Hennepin County Commissioner Board has been all white since 1852 – and that might end on Nov. 6

This piece is part of Twin Cities Daily Planet’s series covering the 2018 elections season. Every year we’re moving towards a possibility of a more diverse legislature. And with it, we hope comes increased opportunities for communities historically shut out of political processes and power to imagine and enact policies to create a Minnesota that benefits all its constituents. “If you want to know if you are going the right way, follow women of color because we know where justice is. We are closest to the pain, which makes us closest to the solutions. Continue Reading

Best of Neighborhood News 10/16: “Know-Your-ICE-Rights” placards to be placed on MPD cars

Minneapolis Mayor Jacob Frey is implementing policy which requires all Minneapolis Police Department squad cars to carry newly made placards which inform potential immigrant detainees of their rights. The cards are written in English and Spanish and note one’s rights not to inform police of their birth country, immigration status or citizenship status. This policy comes at the reluctance of the Minneapolis police officers union; Lt. Bob Kroll said, “We’re all for immigration, but if people are here illegally they aren’t subject to our rights.”

In regards to his decision to implement the placards, Mayor Frey said, “Our immigrant community is a huge part of what makes Minneapolis an amazing city. And as mayor, I have an obligation to do everything I can to make sure their talents and their contributions stay right here in Minneapolis.”

Read more at The Downtown Journal. Facebook as a tool for English language learning

Three instructors at the University of Minnesota, Jenifer Vandek, Kendall King, and Martha Bigelow, who all specialize in second language acquisition, recently published a report on how using the social media platform Facebook can offer immigrant students a more accessible  medium for learning. Continue Reading

The next Hennepin County Attorney will control the criminal justice system for 1.2 million people

This piece is part of Twin Cities Daily Planet’s series covering the 2018 elections season. Every year we’re moving towards a possibility of a more diverse legislature. And with it, we hope comes increased opportunities for communities historically shut out of political processes and power to imagine and enact policies to create a Minnesota that benefits all its constituents. “The prosecutor is single-handedly the most powerful person in the courtroom,” said Elizer Darris, ACLU Campaign for Smart Justice organizer.
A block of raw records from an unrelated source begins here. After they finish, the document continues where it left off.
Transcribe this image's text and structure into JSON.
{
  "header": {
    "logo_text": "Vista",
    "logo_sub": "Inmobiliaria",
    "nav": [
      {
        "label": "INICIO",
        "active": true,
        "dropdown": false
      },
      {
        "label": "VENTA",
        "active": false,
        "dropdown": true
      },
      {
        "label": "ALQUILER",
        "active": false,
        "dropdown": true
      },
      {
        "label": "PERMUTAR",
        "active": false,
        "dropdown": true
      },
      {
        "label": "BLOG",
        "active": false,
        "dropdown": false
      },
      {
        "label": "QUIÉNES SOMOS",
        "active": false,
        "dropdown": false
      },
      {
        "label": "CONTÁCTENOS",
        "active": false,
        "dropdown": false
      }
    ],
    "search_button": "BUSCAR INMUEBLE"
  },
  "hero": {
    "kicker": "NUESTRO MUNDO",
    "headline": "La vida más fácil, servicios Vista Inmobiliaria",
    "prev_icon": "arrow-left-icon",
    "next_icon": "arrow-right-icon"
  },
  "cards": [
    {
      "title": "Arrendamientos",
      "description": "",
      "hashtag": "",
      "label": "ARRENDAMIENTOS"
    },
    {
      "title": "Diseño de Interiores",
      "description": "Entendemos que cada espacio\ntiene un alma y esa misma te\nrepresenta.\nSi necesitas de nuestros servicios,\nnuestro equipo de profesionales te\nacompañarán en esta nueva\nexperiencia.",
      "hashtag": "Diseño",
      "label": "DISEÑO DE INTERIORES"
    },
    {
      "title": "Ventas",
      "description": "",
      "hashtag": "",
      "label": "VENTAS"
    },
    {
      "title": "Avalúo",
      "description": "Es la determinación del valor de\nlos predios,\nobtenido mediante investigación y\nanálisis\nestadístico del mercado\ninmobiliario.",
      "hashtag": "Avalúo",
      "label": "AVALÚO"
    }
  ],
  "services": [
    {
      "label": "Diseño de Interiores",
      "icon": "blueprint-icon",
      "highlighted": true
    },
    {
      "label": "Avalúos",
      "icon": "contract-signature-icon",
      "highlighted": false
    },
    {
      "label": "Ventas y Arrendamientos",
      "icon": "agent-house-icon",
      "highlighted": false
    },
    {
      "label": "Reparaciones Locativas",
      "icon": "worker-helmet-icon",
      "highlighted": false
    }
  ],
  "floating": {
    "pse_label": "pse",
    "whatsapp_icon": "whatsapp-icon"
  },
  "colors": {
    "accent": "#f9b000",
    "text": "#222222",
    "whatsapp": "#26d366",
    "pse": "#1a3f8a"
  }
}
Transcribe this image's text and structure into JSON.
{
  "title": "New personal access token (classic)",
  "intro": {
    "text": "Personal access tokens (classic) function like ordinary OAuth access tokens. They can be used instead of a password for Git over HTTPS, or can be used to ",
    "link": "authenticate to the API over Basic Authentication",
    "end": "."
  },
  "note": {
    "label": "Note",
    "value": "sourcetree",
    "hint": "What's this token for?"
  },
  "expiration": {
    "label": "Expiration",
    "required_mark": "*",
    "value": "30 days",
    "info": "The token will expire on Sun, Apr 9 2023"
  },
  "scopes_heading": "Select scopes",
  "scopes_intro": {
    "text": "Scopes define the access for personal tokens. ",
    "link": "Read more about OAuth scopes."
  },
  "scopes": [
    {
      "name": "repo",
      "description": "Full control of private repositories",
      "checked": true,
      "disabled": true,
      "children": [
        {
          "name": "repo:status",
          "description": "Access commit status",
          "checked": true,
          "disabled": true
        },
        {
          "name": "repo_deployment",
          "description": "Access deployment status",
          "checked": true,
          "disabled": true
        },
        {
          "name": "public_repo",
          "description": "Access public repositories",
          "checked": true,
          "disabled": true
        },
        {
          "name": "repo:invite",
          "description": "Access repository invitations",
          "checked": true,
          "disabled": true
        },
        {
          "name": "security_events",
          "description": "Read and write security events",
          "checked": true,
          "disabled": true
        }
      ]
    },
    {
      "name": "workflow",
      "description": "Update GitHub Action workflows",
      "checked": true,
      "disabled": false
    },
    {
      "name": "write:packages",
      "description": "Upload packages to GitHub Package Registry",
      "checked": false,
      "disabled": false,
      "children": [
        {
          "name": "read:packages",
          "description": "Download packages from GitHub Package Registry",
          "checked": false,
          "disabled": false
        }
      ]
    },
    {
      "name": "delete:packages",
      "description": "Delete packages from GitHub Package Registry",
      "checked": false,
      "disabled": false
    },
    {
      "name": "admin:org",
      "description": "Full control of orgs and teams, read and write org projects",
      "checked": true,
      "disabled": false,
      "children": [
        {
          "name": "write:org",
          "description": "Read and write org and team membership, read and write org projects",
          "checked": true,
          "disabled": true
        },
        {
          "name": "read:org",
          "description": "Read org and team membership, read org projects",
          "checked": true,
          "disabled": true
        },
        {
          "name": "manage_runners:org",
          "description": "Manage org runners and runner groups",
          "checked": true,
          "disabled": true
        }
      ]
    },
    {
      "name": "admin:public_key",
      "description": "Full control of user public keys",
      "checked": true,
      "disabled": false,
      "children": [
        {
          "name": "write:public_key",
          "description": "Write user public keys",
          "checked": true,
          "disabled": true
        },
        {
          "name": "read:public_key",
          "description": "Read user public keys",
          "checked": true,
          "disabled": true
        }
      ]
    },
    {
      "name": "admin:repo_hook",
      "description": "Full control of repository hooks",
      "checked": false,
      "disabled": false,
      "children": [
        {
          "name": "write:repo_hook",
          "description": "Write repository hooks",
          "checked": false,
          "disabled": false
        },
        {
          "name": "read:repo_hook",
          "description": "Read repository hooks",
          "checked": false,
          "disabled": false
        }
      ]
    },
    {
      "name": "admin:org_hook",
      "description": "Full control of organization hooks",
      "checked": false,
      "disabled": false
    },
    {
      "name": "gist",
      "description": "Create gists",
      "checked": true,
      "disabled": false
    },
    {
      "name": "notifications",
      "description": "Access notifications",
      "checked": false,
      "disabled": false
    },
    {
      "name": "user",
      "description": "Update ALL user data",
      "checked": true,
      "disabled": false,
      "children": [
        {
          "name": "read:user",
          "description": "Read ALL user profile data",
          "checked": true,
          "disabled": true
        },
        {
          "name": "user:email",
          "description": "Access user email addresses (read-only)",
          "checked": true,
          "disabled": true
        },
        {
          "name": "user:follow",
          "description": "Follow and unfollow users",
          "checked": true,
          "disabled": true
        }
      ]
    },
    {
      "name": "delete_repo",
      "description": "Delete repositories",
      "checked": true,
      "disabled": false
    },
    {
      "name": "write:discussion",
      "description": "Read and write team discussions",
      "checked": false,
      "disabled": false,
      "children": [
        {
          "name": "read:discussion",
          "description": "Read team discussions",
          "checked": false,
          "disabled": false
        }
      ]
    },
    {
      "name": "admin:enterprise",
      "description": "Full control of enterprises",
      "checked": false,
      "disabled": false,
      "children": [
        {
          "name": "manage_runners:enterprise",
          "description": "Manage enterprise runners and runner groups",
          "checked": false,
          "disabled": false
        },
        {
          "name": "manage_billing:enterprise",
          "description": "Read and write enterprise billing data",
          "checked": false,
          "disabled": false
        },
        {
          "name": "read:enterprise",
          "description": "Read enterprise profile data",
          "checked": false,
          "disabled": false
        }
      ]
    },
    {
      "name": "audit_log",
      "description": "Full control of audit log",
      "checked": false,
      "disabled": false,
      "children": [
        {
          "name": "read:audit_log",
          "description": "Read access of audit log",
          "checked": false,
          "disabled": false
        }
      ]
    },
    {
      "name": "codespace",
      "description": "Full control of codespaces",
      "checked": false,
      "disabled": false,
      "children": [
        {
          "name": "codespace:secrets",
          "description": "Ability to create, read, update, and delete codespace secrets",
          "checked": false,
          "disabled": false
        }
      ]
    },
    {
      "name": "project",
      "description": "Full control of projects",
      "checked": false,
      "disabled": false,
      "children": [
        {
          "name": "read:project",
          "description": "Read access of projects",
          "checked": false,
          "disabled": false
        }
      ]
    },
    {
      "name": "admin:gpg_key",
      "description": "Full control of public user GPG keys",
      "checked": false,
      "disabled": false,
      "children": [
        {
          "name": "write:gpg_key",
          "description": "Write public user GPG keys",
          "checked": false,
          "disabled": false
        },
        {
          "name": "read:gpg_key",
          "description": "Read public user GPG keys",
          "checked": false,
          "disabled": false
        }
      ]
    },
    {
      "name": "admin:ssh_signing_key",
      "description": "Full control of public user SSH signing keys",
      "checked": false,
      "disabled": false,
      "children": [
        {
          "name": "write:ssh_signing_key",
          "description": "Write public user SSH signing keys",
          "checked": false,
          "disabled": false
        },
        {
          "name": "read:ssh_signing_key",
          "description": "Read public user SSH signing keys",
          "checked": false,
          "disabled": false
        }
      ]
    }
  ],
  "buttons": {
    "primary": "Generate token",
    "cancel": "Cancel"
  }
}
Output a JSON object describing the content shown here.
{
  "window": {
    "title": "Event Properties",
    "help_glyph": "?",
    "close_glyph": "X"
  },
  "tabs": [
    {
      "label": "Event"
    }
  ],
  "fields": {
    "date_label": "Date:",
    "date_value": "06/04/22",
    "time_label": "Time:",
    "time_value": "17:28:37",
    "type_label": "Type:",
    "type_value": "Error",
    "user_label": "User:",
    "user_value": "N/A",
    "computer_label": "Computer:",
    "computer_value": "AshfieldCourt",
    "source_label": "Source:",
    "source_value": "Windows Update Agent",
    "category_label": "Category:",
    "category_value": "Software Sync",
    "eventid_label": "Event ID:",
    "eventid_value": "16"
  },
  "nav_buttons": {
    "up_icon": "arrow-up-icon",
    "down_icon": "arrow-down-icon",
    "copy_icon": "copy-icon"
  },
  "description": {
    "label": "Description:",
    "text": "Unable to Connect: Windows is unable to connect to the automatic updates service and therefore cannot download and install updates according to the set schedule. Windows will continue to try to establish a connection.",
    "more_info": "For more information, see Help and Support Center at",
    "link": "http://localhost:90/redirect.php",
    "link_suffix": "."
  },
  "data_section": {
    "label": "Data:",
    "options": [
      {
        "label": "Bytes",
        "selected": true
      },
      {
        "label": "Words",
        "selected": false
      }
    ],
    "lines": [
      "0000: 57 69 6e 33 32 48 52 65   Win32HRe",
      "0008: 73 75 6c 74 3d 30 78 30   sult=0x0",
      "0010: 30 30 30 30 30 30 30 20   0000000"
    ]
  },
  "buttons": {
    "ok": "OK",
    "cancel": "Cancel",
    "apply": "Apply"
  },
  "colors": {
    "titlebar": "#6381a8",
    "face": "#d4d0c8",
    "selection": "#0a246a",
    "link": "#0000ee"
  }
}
Darris is spearheading doorknocking about the role of prosecutors, elected officials known in some states as district attorneys and here in Minnesota as county attorneys. Continue Reading

Best of Neighborhood News 10/10: Native homeless encampment moved to navigation center

The Minneapolis City Council recently voted to move the Franklin-Hiawatha Native homeless encampment, known as Wall of Forgotten Natives, to a nearby “navigation center” on Cedar Avenue. This facility is to be a temporary shelter to help the homeless Native population have access to warm shelter and healthcare as the temperatures drop. The Red Lake Nation, owner of the new location, is invested in working with Minneapolis city officials to implement a long term solution, and has plans to build a six-story affordable housing complex on the location starting in 2019. “These are our people down here … The reality is, as tribal leaders, we need to step up, and it’s powerful when we do,” said Sam Strong, tribal secretary of the Red Lake Nation. Find the full story at The Circle. Continue Reading

Hennepin County sheriff’s office and the consequences of authority

This piece is part of Twin Cities Daily Planet’s series covering the 2018 elections season. Every year we’re moving towards a possibility of a more diverse legislature. And with it, we hope comes increased opportunities for communities historically shut out of political processes and power to imagine and enact policies to create a Minnesota that benefits all its constituents. Brian Fullman, an organizer with ISAIAH, a multiracial, nonpartisan coalition of faith communities focused on housing and racial equality in Minnesota, wants a sheriff who represents community. “I would like to see somebody who has directly been impacted by immigration or mass incarceration. Continue Reading